The origin of the name, San Manuel Band of Mission Indians, is the result of Yuhaviatam engagement with colonizing European and American powers. The first Spanish explorers to the area identified the Yuhaviatam as a clan of the Serrano people, the Spanish term for highlander. The Spanish settlers used the name Serrano to identify the indigenous people of the San Bernardino highlands, passes, valleys, and mountains who shared a common language and heritage. The term Mission Indians originated from the 21 missions established by Spanish settlers along California's coast from 1769 to 1823, from San Diego, Calif. to San Francisco, Calif. After first contact, Spanish soldiers soon invaded some Serrano villages, removing the people from their ancient homelands and placing them into the mission system. There many died from new diseases and the changes in their diet.

By the mid-1800s sweeping change was brought to California and the United States with the passage of the Treaty of Guadalupe Hidalgo in 1848 and the California Gold Rush of 1849. New settlers came to California, radically changing the Serrano lands with their ranching, farming, and logging. In 1866, unrest came to the area as militia forces from San Bernardino killed Serrano men, women, and children in a 32-day campaign. Yuhaviatam tribal leader Santos Manuel safely led the remaining Yuhaviatam from their ancient homelands in the mountains to valley floor.

In 1891 with passage of the Act for Relief for Mission Indians the San Manuel reservation was established and recognized as a sovereign nation with the right of self-government. The San Manuel reservation was named in honor of its courageous leader, Santos Manuel, and henceforth the tribe was recognized as the San Manuel Band of Mission Indians.

From the 1700s to present time, the San Manuel Band of Mission Indians underwent many years of change and hardship, to live as a sovereign and self-sufficient nation. The San Manuel Band of Mission Indian's reservation originally consisted of 657 acres of steep foothills of the San Bernardino Mountains, to near the top of Mount McKinley. The reservation is just over 800 acres and is located in the foothills of the San Bernardino Mountains in California, just north of the city of Highland.
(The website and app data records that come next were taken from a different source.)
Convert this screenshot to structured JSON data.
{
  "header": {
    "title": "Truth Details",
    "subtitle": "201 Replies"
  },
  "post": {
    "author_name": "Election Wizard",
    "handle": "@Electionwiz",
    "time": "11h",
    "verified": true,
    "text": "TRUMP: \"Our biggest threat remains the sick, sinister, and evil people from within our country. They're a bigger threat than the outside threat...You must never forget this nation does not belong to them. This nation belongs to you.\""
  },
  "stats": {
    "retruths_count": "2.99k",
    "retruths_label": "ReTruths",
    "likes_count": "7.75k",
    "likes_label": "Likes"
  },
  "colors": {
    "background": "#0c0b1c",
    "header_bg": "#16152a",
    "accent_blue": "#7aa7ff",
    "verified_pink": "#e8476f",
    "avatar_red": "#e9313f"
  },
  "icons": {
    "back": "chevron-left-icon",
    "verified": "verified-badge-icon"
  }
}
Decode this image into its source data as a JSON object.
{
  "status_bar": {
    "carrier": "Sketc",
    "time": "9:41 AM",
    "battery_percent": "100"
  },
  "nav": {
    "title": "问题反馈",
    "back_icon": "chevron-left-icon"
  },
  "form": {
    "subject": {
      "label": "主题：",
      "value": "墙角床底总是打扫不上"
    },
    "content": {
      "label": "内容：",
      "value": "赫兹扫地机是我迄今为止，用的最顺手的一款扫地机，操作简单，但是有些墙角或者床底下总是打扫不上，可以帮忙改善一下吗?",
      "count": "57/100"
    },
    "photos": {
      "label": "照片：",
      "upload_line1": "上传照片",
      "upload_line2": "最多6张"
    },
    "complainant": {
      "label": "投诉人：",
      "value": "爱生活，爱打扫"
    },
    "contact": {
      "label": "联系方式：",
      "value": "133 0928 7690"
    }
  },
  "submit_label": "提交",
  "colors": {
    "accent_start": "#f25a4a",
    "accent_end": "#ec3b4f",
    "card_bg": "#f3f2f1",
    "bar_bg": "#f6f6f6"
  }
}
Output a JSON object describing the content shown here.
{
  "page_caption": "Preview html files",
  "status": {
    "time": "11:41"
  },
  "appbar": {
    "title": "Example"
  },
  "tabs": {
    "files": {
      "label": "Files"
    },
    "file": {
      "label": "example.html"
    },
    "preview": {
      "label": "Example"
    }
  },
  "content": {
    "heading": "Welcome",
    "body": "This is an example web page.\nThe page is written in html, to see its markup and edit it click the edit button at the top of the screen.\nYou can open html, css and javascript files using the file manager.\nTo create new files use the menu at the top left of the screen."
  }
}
The homelands of the Serrano began at Cajon Pass, ran easterly past Cottonwood Spring to the border of the Chemehuevi, southerly to the border with the Cahuilla, and northerly to the border with the Kitanemuk.

   © 2014. An economic development of the San Manuel Band of Mission Indians.